RECORDS:
● ● ●
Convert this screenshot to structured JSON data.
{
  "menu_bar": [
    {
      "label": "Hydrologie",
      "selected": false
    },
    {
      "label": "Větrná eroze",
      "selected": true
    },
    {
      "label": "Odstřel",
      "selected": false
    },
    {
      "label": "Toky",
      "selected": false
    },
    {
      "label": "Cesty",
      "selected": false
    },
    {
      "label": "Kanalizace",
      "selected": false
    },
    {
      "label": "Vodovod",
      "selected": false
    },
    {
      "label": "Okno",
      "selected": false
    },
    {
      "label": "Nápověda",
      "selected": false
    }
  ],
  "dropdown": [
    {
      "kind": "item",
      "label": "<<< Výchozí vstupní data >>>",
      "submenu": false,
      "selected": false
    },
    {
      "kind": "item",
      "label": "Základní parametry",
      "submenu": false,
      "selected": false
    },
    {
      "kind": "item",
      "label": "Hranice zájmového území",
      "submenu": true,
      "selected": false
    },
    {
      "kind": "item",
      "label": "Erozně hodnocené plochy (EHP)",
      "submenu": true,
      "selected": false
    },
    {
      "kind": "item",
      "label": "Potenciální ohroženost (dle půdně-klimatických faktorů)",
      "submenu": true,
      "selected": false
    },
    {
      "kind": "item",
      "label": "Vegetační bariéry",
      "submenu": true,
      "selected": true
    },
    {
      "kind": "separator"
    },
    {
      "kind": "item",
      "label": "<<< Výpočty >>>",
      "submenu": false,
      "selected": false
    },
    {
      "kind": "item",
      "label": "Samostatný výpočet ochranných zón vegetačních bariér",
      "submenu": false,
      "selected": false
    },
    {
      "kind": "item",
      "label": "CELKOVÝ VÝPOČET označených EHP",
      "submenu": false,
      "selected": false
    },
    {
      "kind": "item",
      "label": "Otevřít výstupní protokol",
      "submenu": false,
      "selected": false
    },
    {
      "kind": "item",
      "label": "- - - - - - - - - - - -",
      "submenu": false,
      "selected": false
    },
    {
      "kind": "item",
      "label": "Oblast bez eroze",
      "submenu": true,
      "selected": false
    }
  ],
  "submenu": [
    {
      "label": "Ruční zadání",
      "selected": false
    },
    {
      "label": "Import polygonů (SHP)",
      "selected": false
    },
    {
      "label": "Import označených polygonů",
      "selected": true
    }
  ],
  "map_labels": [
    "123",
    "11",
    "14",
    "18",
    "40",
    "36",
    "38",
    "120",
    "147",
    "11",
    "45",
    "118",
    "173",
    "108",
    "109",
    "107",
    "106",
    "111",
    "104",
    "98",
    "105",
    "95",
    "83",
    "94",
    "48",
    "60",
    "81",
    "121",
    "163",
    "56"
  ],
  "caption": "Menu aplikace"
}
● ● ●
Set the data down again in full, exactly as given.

Convert this screenshot to structured JSON data.
{
  "menu_bar": [
    {
      "label": "Hydrologie",
      "selected": false
    },
    {
      "label": "Větrná eroze",
      "selected": true
    },
    {
      "label": "Odstřel",
      "selected": false
    },
    {
      "label": "Toky",
      "selected": false
    },
    {
      "label": "Cesty",
      "selected": false
    },
    {
      "label": "Kanalizace",
      "selected": false
    },
    {
      "label": "Vodovod",
      "selected": false
    },
    {
      "label": "Okno",
      "selected": false
    },
    {
      "label": "Nápověda",
      "selected": false
    }
  ],
  "dropdown": [
    {
      "kind": "item",
      "label": "<<< Výchozí vstupní data >>>",
      "submenu": false,
      "selected": false
    },
    {
      "kind": "item",
      "label": "Základní parametry",
      "submenu": false,
      "selected": false
    },
    {
      "kind": "item",
      "label": "Hranice zájmového území",
      "submenu": true,
      "selected": false
    },
    {
      "kind": "item",
      "label": "Erozně hodnocené plochy (EHP)",
      "submenu": true,
      "selected": false
    },
    {
      "kind": "item",
      "label": "Potenciální ohroženost (dle půdně-klimatických faktorů)",
      "submenu": true,
      "selected": false
    },
    {
      "kind": "item",
      "label": "Vegetační bariéry",
      "submenu": true,
      "selected": true
    },
    {
      "kind": "separator"
    },
    {
      "kind": "item",
      "label": "<<< Výpočty >>>",
      "submenu": false,
      "selected": false
    },
    {
      "kind": "item",
      "label": "Samostatný výpočet ochranných zón vegetačních bariér",
      "submenu": false,
      "selected": false
    },
    {
      "kind": "item",
      "label": "CELKOVÝ VÝPOČET označených EHP",
      "submenu": false,
      "selected": false
    },
    {
      "kind": "item",
      "label": "Otevřít výstupní protokol",
      "submenu": false,
      "selected": false
    },
    {
      "kind": "item",
      "label": "- - - - - - - - - - - -",
      "submenu": false,
      "selected": false
    },
    {
      "kind": "item",
      "label": "Oblast bez eroze",
      "submenu": true,
      "selected": false
    }
  ],
  "submenu": [
    {
      "label": "Ruční zadání",
      "selected": false
    },
    {
      "label": "Import polygonů (SHP)",
      "selected": false
    },
    {
      "label": "Import označených polygonů",
      "selected": true
    }
  ],
  "map_labels": [
    "123",
    "11",
    "14",
    "18",
    "40",
    "36",
    "38",
    "120",
    "147",
    "11",
    "45",
    "118",
    "173",
    "108",
    "109",
    "107",
    "106",
    "111",
    "104",
    "98",
    "105",
    "95",
    "83",
    "94",
    "48",
    "60",
    "81",
    "121",
    "163",
    "56"
  ],
  "caption": "Menu aplikace"
}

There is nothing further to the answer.